In defense of the 100-point system, once again
Not that I feel it needs defending against the knuckleheads who are always attacking it, but– well, sheesh, I guess I do feel it needs defending!
Here’s one of the best (independent) rationales for the 100-point scoring system — independent, because it comes from someone who has nothing to gain from praising it. His name is Neil Monnens, he publishes an online wine guide called the Wine Blue Book, and he was quoted in an interview in the blog Good Grape: A Wine Manifesto last week.
Wine Blue Book researches the scores that wines receive “from leading wine critics,” according to its FAQs. (I couldn’t find anything on the site that identifies who the critics are; if I missed it, sorry.) Then they come up with an average price to determine a “quality-price ratio.” In the Good Grape interview, Jeff Lefevere asked Monnens, “Since you and I last talked, have you seen an increase in the use of points as a scoring mechanism,” and here’s what Monnens replied:
Yes. Some folks continue to dismiss the 100 point system but they choose a 10 point system and then score wines 8.9 or 9.6 which just translates to an 89 and 96. The 20 point system is the same but just 20% of the 100 points. The folks who dismiss the system advocate “trust your retailer” but since a retailer’s income is dependent on the wine the consumer purchases, I would rather trust the scores the critics provide since their income isn’t dependent on the consumers purchase.

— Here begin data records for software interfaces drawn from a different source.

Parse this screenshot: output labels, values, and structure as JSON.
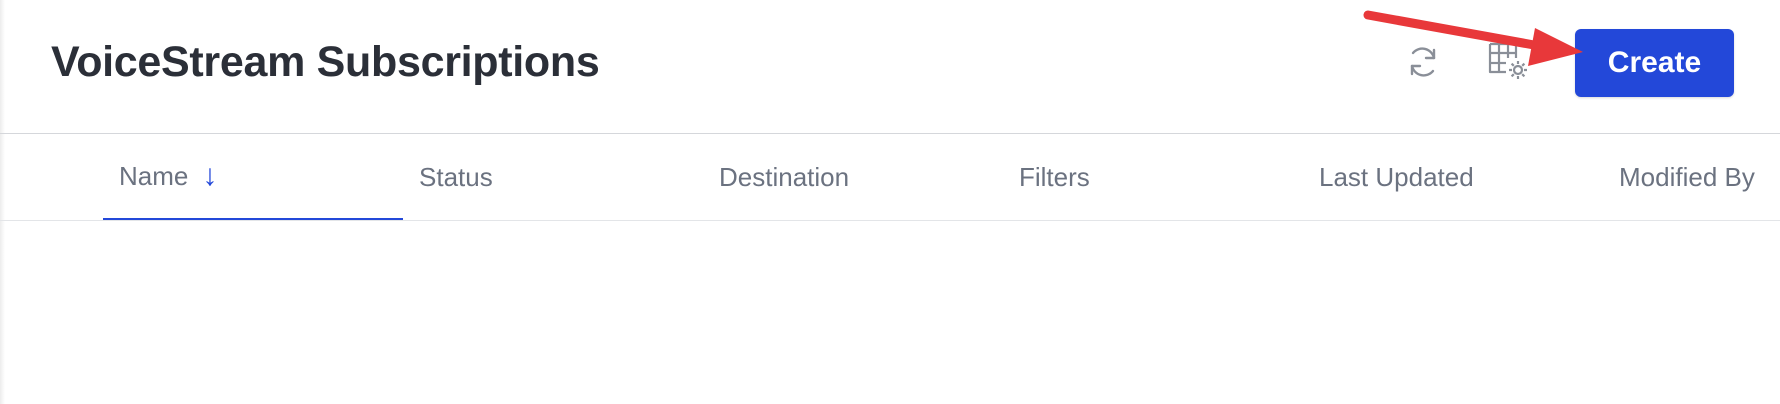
{
  "header": {
    "title": "VoiceStream Subscriptions",
    "refresh_icon": "refresh-icon",
    "grid_settings_icon": "grid-settings-icon",
    "create_label": "Create"
  },
  "table": {
    "columns": [
      {
        "label": "Name",
        "sorted": "descending",
        "sort_icon": "↓",
        "active": true
      },
      {
        "label": "Status"
      },
      {
        "label": "Destination"
      },
      {
        "label": "Filters"
      },
      {
        "label": "Last Updated"
      },
      {
        "label": "Modified By"
      }
    ],
    "rows": []
  },
  "colors": {
    "accent": "#2348d9",
    "title_text": "#2b2f38",
    "muted_text": "#6b7280",
    "annotation_arrow": "#e8383a"
  }
}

I’m glad somebody’s finally talking some sense, besides me ; > The 100-point system isn’t any different from a 10-point system (as Monnens explained), or a 20-point system (which is actually what Wine Enthusiast’s is, since we don’t publish scores below 80 points), or a 5-star system (which is really the equivalent of 80, 85, 90, 95 and 100 points), or any other icon-based system you can think of. I think it’s also important to understand, as Monnens pointed out, that a critic’s income — mine, anyhow — doesn’t ride on the scores he gives. Believe me, I’ve given lousy scores to Wine Enthusiast’s advertisers and high scores to wineries that never advertise anywhere. So he’s right when he implies that a critic like me has far less incentive to inflate scores than does a wine merchant.
Not that the public shouldn’t trust their local wine merchant. If you can get a relationship going with a trusted one, it’s as valuable as having an outstanding physician, analyst or personal trainer: someone you entrust yourself to, and who you know won’t screw you. That’s a good person to have in your life. But so is, ahem, a good wine critic.
By the way, that dream job at Murphy-Goode is getting ready to announce their Top 10 applicants, on July 7. They’re already narrowed it down to the Top 50. If you haven’t watched the videos, which are posted on the website, you’re missing out on some really great entertainment. Some of these people are so clever and talented, it just takes your breath away.
Dept. of Oops!
“An Italian priest caught driving over the alcohol limit pleaded to police that it was only because of the Holy Wine he had drunk as part of the mass, Ansa news agency reported…the 41-year-old priest is set to appeal against the ruling, saying his alcohol consumption was not “voluntary” since it was part of the Catholic ritual…”
Officer, I swear it’s not my fault! I involuntarily had to drink 106 wines because it’s part of the ritual of being a wine critic! If you don’t let me go, you’re a, uhh, criticphobe!